Unscrupulous companies are pedalling a new scam to scare people into paying double price for new .biz and .info domain names.
Firms use dirty tricks to sell off .biz addresses
Salespeople from internet registration firms call the user of a domain name and inform them that a third party is trying to buy their .biz or .info name. The caller then offers to sell them the domains before they are snapped up by the other buyer.
One woman was issued a 15-minute ultimatum to buy her .biz domain before the company sold it to someone else. In another incident, a man was offered a domain name he had bought a few days before from a different firm. Both of these people were customers of another domain registration firm, Internetters.
A PC Advisor reader, who wished to remain anonymous, was also targeted as part of the scam. "[The saleswoman] attempted to extract payment by credit card immediately. I resisted and said that I would need to see written details of what was being offered," he said.
"I was told to commit to purchase by 5.30pm that day," the reader added.
The saleswoman allegedly told him that her company was the only one in the UK selling .biz domains. But when our reader smelled a rat he asked her to put this in an email. The email never arrived.
Some companies are charging up to £100 for a two-year registration on new domain names such as .biz, .info and .uk.com. However, many of the same domains are available elsewhere for less than £50.
"There is more and more competition in this sector, forcing companies to become more desperate in their tactics," said Ken Sorrie, co-director of Internetters. Sorrie's trying to highlight the scam perpetrated by unscrupulous companies.
Sorrie blames the increase in dirty sales tactics on the absence of a code of practice for domain name registration companies.
UK domain registry Nominet sent out a questionnaire to its members in September 2001 asking them if they would be willing to sign up to a code of practice.

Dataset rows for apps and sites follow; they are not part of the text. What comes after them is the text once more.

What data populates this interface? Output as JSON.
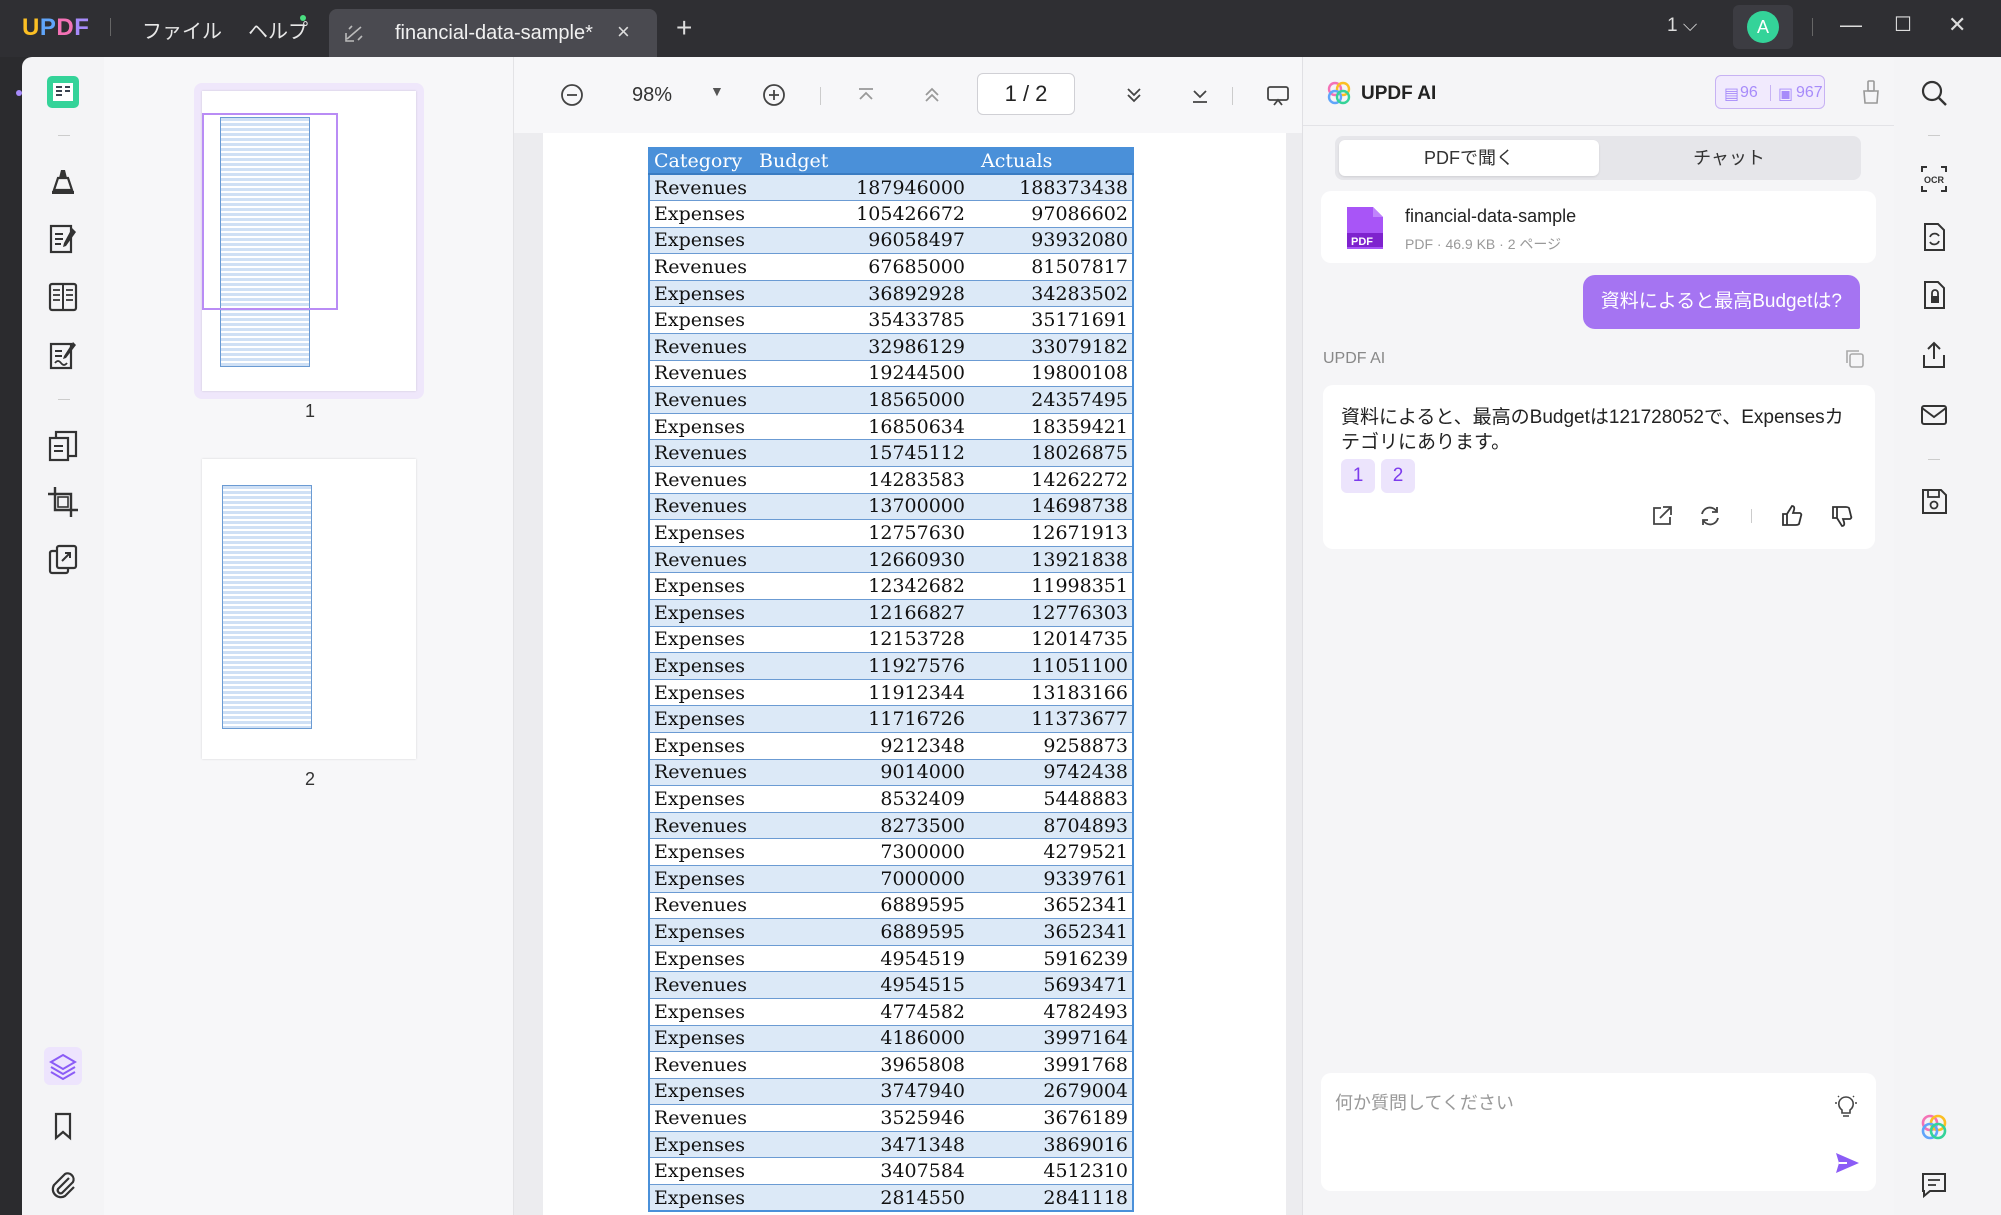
{
  "app": {
    "logo": [
      "U",
      "P",
      "D",
      "F"
    ],
    "menu": [
      "ファイル",
      "ヘルプ"
    ],
    "tab_title": "financial-data-sample*",
    "tab_close": "×",
    "tab_add": "+",
    "page_selector": "1",
    "avatar_letter": "A"
  },
  "thumbnails": [
    {
      "label": "1"
    },
    {
      "label": "2"
    }
  ],
  "doc_toolbar": {
    "zoom": "98%",
    "page_current": "1",
    "page_total": "2"
  },
  "table": {
    "headers": [
      "Category",
      "Budget",
      "Actuals"
    ],
    "rows": [
      [
        "Revenues",
        "187946000",
        "188373438"
      ],
      [
        "Expenses",
        "105426672",
        "97086602"
      ],
      [
        "Expenses",
        "96058497",
        "93932080"
      ],
      [
        "Revenues",
        "67685000",
        "81507817"
      ],
      [
        "Expenses",
        "36892928",
        "34283502"
      ],
      [
        "Expenses",
        "35433785",
        "35171691"
      ],
      [
        "Revenues",
        "32986129",
        "33079182"
      ],
      [
        "Revenues",
        "19244500",
        "19800108"
      ],
      [
        "Revenues",
        "18565000",
        "24357495"
      ],
      [
        "Expenses",
        "16850634",
        "18359421"
      ],
      [
        "Revenues",
        "15745112",
        "18026875"
      ],
      [
        "Revenues",
        "14283583",
        "14262272"
      ],
      [
        "Revenues",
        "13700000",
        "14698738"
      ],
      [
        "Expenses",
        "12757630",
        "12671913"
      ],
      [
        "Revenues",
        "12660930",
        "13921838"
      ],
      [
        "Expenses",
        "12342682",
        "11998351"
      ],
      [
        "Expenses",
        "12166827",
        "12776303"
      ],
      [
        "Expenses",
        "12153728",
        "12014735"
      ],
      [
        "Expenses",
        "11927576",
        "11051100"
      ],
      [
        "Expenses",
        "11912344",
        "13183166"
      ],
      [
        "Expenses",
        "11716726",
        "11373677"
      ],
      [
        "Expenses",
        "9212348",
        "9258873"
      ],
      [
        "Revenues",
        "9014000",
        "9742438"
      ],
      [
        "Expenses",
        "8532409",
        "5448883"
      ],
      [
        "Revenues",
        "8273500",
        "8704893"
      ],
      [
        "Expenses",
        "7300000",
        "4279521"
      ],
      [
        "Expenses",
        "7000000",
        "9339761"
      ],
      [
        "Revenues",
        "6889595",
        "3652341"
      ],
      [
        "Expenses",
        "6889595",
        "3652341"
      ],
      [
        "Expenses",
        "4954519",
        "5916239"
      ],
      [
        "Revenues",
        "4954515",
        "5693471"
      ],
      [
        "Expenses",
        "4774582",
        "4782493"
      ],
      [
        "Expenses",
        "4186000",
        "3997164"
      ],
      [
        "Revenues",
        "3965808",
        "3991768"
      ],
      [
        "Expenses",
        "3747940",
        "2679004"
      ],
      [
        "Revenues",
        "3525946",
        "3676189"
      ],
      [
        "Expenses",
        "3471348",
        "3869016"
      ],
      [
        "Expenses",
        "3407584",
        "4512310"
      ],
      [
        "Expenses",
        "2814550",
        "2841118"
      ]
    ]
  },
  "ai_panel": {
    "title": "UPDF AI",
    "credits_docs": "96",
    "credits_chat": "967",
    "tabs": [
      "PDFで聞く",
      "チャット"
    ],
    "file_name": "financial-data-sample",
    "file_meta": "PDF · 46.9 KB · 2 ページ",
    "file_badge": "PDF",
    "user_message": "資料によると最高Budgetは?",
    "ai_name": "UPDF AI",
    "ai_answer": "資料によると、最高のBudgetは121728052で、Expensesカテゴリにあります。",
    "references": [
      "1",
      "2"
    ],
    "input_placeholder": "何か質問してください"
  },
  "colors": {
    "accent": "#a574f2",
    "table_header": "#4a90d9",
    "table_stripe": "#dce9f7"
  }
}
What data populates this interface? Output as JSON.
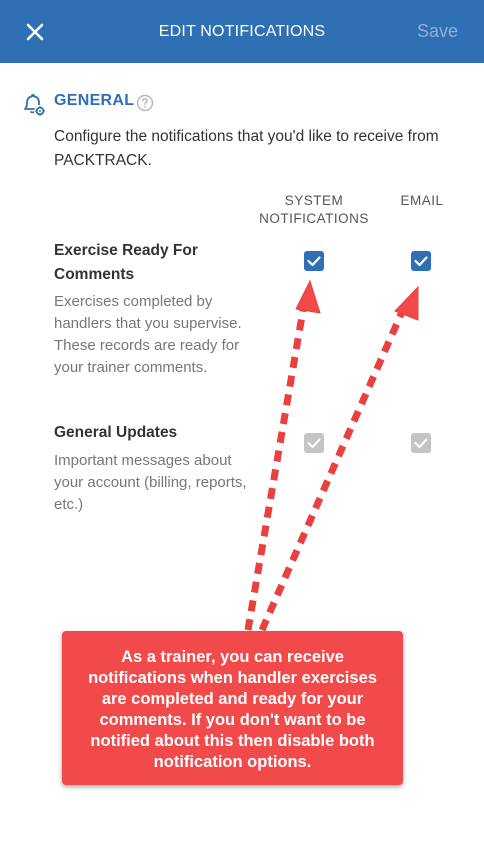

A massive 80 percent of members said they favoured a code of practice, while six percent said they were against it.
As we went to press, Nominet could not say how many of its members responded to the questionnaire.